Introduction and Objectives There are no cardiovascular risk prediction models developed in South Asian cohorts. Therefore, different risk models not validated in South Asians are being used. We aimed to compare cardiovascular risk predictions of Framingham risk score (FRS) and World health organization/International society of hypertension (WHO/ISH) charts for agreement in a sample of South Asians. Methods 10-year cardiovascular risk predictions of patients without previous cardiovascular diseases attending a non-communicable disease clinic were calculated using FRS (with BMI and with cholesterol) and WHO/ISH charts (with and without cholesterol). Patients were categorized into low(<20% ) and high(≥20%) cardiovascular risk groups on risk predictions. Agreement in risk categorisation with different prediction models was compared using Cohen’s kappa coefficient(κ). Results 169 patients (females 130(81.1%)) mean age 65 ±6.9 years were studied. 80(47.3%), 62(36.7%), 18(10.7%), and 16(9.5%) were predicted high-risk by FRS BMI-based, FRS cholesterol-based, WHO/ISH without-cholesterol and WHO/ISH with-cholesterol models, respectively. Agreement between the two FRS models (κ = 0.736, p<0.0001) and the two WHO/ISH models (κ = 0.804, p<0.0001) in stratifying patients into high and low-risk groups, were “good”. However, the agreements between, FRS BMI-based and WHO/ISH without-cholesterol models (κ = 0.234, p<0.0001) and FRS cholesterol-based and WHO/ISH with-cholesterol models (κ = 0.306, p<0.0001) were only “fair”. Conclusion Cardiovascular risk predictions of FRS were higher than WHO/ISH charts and the agreement in risk stratification was not satisfactory in Sri Lankans. Therefore, different cardiovascular risk prediction models should not be used interchangeably in the follow-up of South Asians.

Peer review status:UNDER REVIEW

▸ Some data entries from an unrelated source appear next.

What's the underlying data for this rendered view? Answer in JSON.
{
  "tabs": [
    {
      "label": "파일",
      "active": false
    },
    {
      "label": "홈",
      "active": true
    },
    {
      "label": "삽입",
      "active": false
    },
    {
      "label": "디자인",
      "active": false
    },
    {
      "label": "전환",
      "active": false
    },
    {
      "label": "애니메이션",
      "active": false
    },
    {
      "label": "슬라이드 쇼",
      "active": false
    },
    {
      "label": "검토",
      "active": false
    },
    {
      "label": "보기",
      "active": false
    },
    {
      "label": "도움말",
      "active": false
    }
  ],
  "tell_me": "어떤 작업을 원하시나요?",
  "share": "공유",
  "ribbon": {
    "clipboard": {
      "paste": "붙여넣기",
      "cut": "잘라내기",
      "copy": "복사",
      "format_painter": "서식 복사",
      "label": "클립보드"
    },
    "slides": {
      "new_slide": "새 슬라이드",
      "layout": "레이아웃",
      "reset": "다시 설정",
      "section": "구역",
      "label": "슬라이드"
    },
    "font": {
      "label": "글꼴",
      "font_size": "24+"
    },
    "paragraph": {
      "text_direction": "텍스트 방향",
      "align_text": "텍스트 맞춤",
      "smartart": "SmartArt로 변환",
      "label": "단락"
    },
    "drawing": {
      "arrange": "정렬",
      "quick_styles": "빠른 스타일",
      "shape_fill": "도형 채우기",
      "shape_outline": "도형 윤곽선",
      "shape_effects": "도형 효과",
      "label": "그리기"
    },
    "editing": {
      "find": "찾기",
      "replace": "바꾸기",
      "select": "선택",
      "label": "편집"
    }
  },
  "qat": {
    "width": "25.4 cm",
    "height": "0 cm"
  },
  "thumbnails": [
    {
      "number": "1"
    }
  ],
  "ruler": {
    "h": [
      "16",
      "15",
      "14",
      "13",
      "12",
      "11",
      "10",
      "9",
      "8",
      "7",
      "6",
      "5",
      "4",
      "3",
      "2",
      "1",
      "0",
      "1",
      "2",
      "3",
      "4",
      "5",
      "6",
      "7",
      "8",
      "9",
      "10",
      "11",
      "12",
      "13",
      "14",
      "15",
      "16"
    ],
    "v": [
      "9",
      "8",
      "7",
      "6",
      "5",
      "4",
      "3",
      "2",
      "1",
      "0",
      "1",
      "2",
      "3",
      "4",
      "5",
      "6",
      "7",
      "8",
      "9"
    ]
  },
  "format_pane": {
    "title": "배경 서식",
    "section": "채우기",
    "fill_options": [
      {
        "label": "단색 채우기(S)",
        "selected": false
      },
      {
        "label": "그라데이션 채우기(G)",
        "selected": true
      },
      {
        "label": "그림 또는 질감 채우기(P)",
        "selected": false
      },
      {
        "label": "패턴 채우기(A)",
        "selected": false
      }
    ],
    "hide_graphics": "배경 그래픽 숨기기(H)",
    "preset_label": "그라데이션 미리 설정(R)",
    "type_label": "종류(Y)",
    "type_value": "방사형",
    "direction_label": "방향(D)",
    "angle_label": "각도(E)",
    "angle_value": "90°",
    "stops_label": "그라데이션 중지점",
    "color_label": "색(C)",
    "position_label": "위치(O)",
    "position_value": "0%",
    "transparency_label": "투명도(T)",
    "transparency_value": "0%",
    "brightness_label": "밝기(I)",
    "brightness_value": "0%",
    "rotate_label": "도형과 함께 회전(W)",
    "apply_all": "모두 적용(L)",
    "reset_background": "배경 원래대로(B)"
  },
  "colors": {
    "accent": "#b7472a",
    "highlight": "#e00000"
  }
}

26 Jun 2020Submitted to International Journal of Clinical Practice
26 Jun 2020Assigned to Editor
26 Jun 2020Submission Checks Completed
28 Jul 2020Reviewer(s) Assigned